AUGUSTA, Ga. A Medical College of Georgia nurse researcher is among the first in the nation to receive National Institutes of Health stimulus funding through the American Recovery and Reinvestment Act of 2009.
The two-year, $147,000 grant will support at least three jobs and the research of African-Americans in the Augusta community who may suffer from cocaine-related renal disease. The recovery act seeks to create or save more than 3.5 million jobs over the next two years.
"It's the realization of a long-time dream to launch my research career and help medically underserved communities," says Dr. Beth NeSmith, assistant professor of physiological and technological nursing in the MCG School of Nursing and the grant's principal investigator.
The National Institute on Drug Abuse funding also will support Stacey Crawford, a research assistant and study coordinator whose previous funding was withdrawn following the relocation of a research faculty member, and Dr. Rosalind Jones, an assistant professor of health environments and systems, who will serve as a grant sub-investigator.
The multidisciplinary research team also includes three MCG School of Medicine faculty members: Dr. Peter Buckley, chair of the Department of Psychiatry and Health Behavior, Dr. Harold Szerlip, professor in the Sections of Nephrology, Hypertension and Transplantation Medicine and Pulmonary Disease, and Dr. John Catravas, director of the MCG Vascular Biology Center and senior associate dean for basic science research.
According to the U.S. Department of Health and Human Services, cocaine is the most frequently reported illicit drug associated with drug-related deaths, and African-Americans are disproportionately affected.
Dr. NeSmith hypothesizes that cocaine use, which can cause increased inflammation and lead to heart and lung disease, might contribute to renal disease in African-Americans, a group that is already at a disproportionately high risk for the disease.
"Studies have shown that cocaine can affect organ function, but the specific effect on renal function has not been well-established," Dr. NeSmith says.
She will compare urine levels of microalbuminuria, a biomarker for early renal disease, in a group of cocaine-dependent African-Americans to a control group who don't use the drug.
"If cocaine-dependent African-Americans have occult renal disease that not been clinically identified yet, that would make a difference when deciding a treatment plan," Dr. NeSmith says.
Some drugs used to treat cocaine addiction have adverse effects on the kidneys, so it's important to know if a patient suffers from asymptomatic renal disease.
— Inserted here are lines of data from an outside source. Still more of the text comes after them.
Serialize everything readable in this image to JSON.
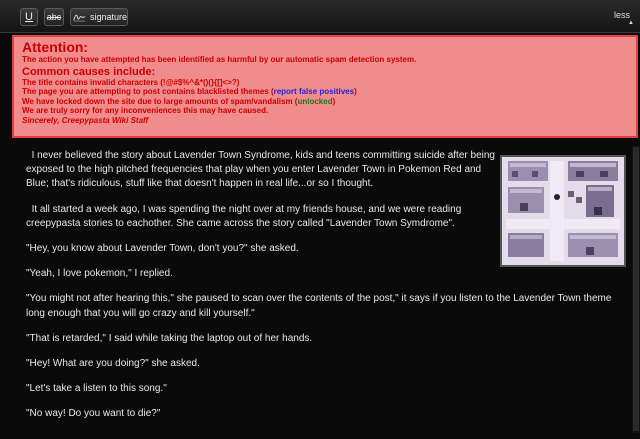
{
  "toolbar": {
    "underline_label": "U",
    "strike_label": "abc",
    "signature_label": "signature",
    "less_label": "less"
  },
  "alert": {
    "title": "Attention:",
    "message": "The action you have attempted has been identified as harmful by our automatic spam detection system.",
    "subtitle": "Common causes include:",
    "cause1": "The title contains invalid characters (!@#$%^&*()(}{[]<>?)",
    "cause2_text": "The page you are attempting to post contains blacklisted themes (",
    "cause2_link": "report false positives",
    "cause2_end": ")",
    "cause3_text": "We have locked down the site due to large amounts of spam/vandalism (",
    "cause3_link": "unlocked",
    "cause3_end": ")",
    "sorry": "We are truly sorry for any inconveniences this may have caused.",
    "signoff": "Sincerely, Creepypasta Wiki Staff"
  },
  "article": {
    "p1": "I never believed the story about Lavender Town Syndrome, kids and teens committing suicide after being exposed to the high pitched frequencies that play when you enter Lavender Town in Pokemon Red and Blue; that's ridiculous, stuff like that doesn't happen in real life...or so I thought.",
    "p2": "It all started a week ago, I was spending the night over at my friends house, and we were reading creepypasta stories to eachother. She came across the story called \"Lavender Town Symdrome\".",
    "p3": "\"Hey, you know about Lavender Town, don't you?\" she asked.",
    "p4": "\"Yeah, I love pokemon,\" I replied.",
    "p5": "\"You might not after hearing this,\" she paused to scan over the contents of the post,\" it says if you listen to the Lavender Town theme long enough that you will go crazy and kill yourself.\"",
    "p6": "\"That is retarded,\" I said while taking the laptop out of her hands.",
    "p7": "\"Hey! What are you doing?\" she asked.",
    "p8": "\"Let's take a listen to this song.\"",
    "p9": "\"No way! Do you want to die?\""
  },
  "colors": {
    "page_bg": "#0a0a0a",
    "alert_bg": "#f08c8c",
    "alert_text": "#cc0000",
    "link_blue": "#2222dd",
    "link_green": "#1a7a1a",
    "article_text": "#e8e8e8"
  }
}
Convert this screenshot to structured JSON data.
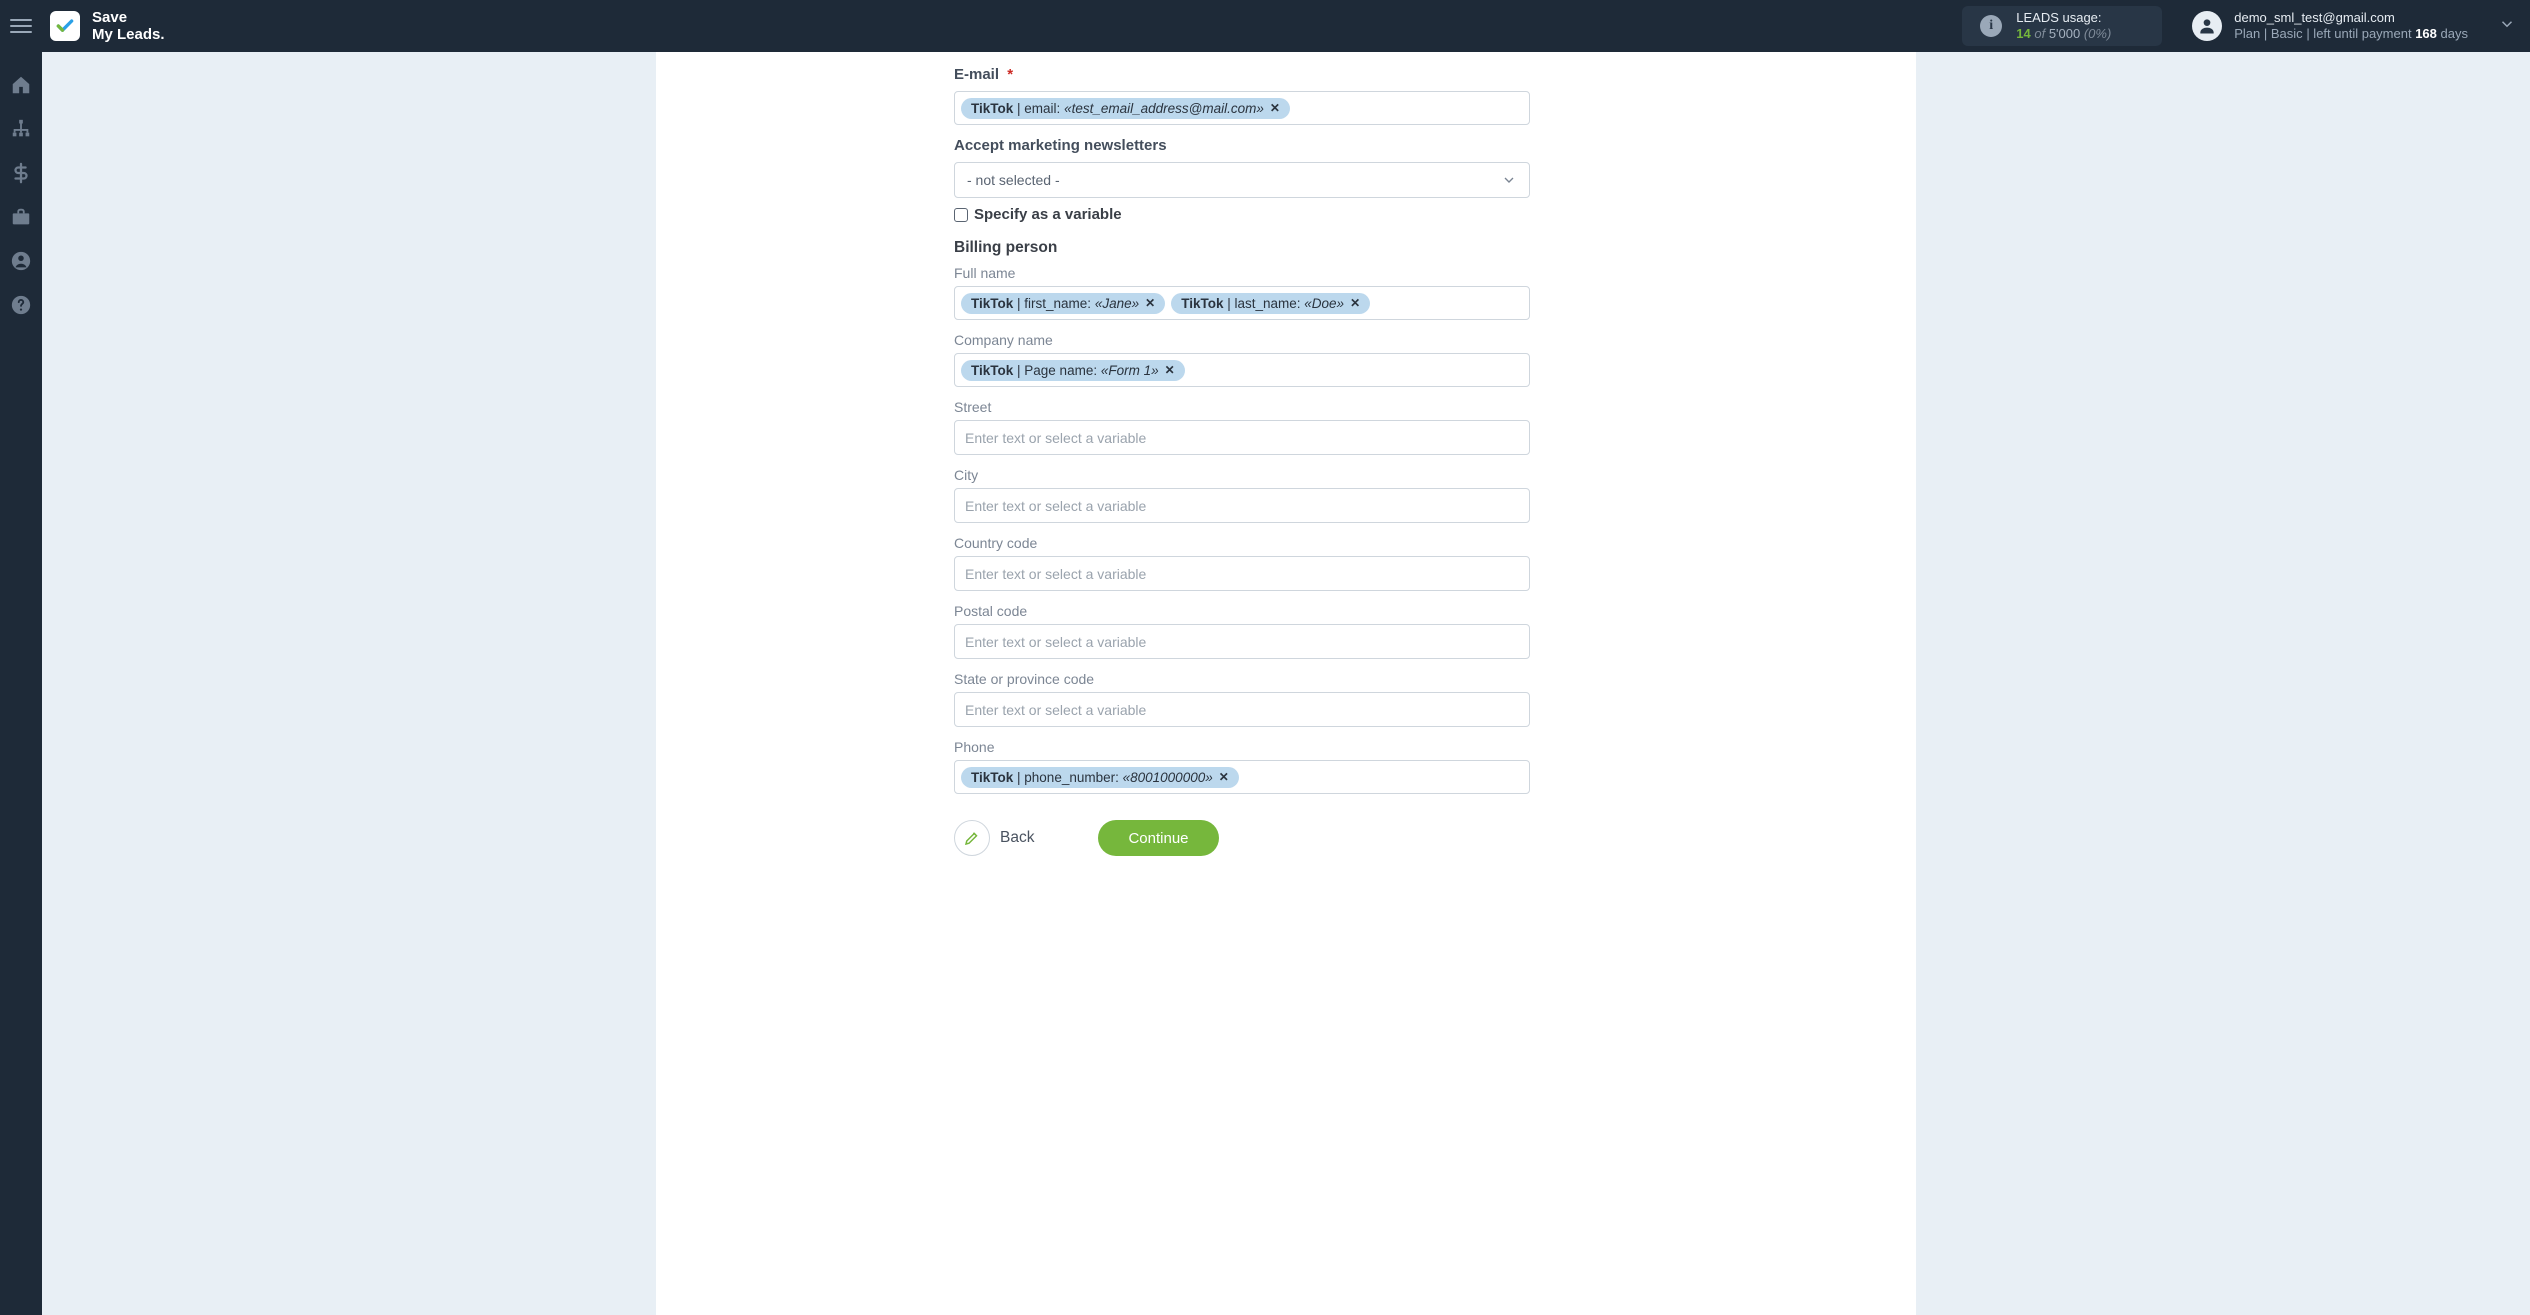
{
  "brand": {
    "line1": "Save",
    "line2": "My Leads"
  },
  "header": {
    "usage": {
      "title": "LEADS usage:",
      "count": "14",
      "of": "of",
      "max": "5'000",
      "pct": "(0%)"
    },
    "user": {
      "email": "demo_sml_test@gmail.com",
      "plan_prefix": "Plan |",
      "plan_name": "Basic",
      "plan_mid": "| left until payment",
      "days": "168",
      "days_suffix": "days"
    }
  },
  "form": {
    "email": {
      "label": "E-mail",
      "tag_source": "TikTok",
      "tag_field": "email:",
      "tag_value": "«test_email_address@mail.com»"
    },
    "newsletter": {
      "label": "Accept marketing newsletters",
      "selected": "- not selected -",
      "specify_var": "Specify as a variable"
    },
    "billing_title": "Billing person",
    "fullname": {
      "label": "Full name",
      "t1_source": "TikTok",
      "t1_field": "first_name:",
      "t1_value": "«Jane»",
      "t2_source": "TikTok",
      "t2_field": "last_name:",
      "t2_value": "«Doe»"
    },
    "company": {
      "label": "Company name",
      "tag_source": "TikTok",
      "tag_field": "Page name:",
      "tag_value": "«Form 1»"
    },
    "street": {
      "label": "Street"
    },
    "city": {
      "label": "City"
    },
    "country": {
      "label": "Country code"
    },
    "postal": {
      "label": "Postal code"
    },
    "state": {
      "label": "State or province code"
    },
    "phone": {
      "label": "Phone",
      "tag_source": "TikTok",
      "tag_field": "phone_number:",
      "tag_value": "«8001000000»"
    },
    "placeholder": "Enter text or select a variable",
    "back": "Back",
    "continue": "Continue"
  }
}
If that's the case, alternative drug doses or treatments could be used.
The study also will examine the relationship between microalbuminuria levels with blood levels of several inflammation biomarkers. Inflammation is linked to chronic stress, which poses another setback for this patient population by making them increasingly susceptible to organ failure, especially after trauma.
"Many people who are involved in trauma are also substance abusers," Dr. NeSmith says. "If we're able to identify a population with sub-clinical renal problems before potentially life-threatening trauma occurs, treatment can be tailored to the patient's physiology by keeping all existing comorbidities in mind."
The findings of this pilot study will be used to develop further studies focused on early diagnosis and treatment of cocaine-related complications to reduce morbidity, Dr. NeSmith says
|Contact: Paula Hinely|
Medical College of Georgia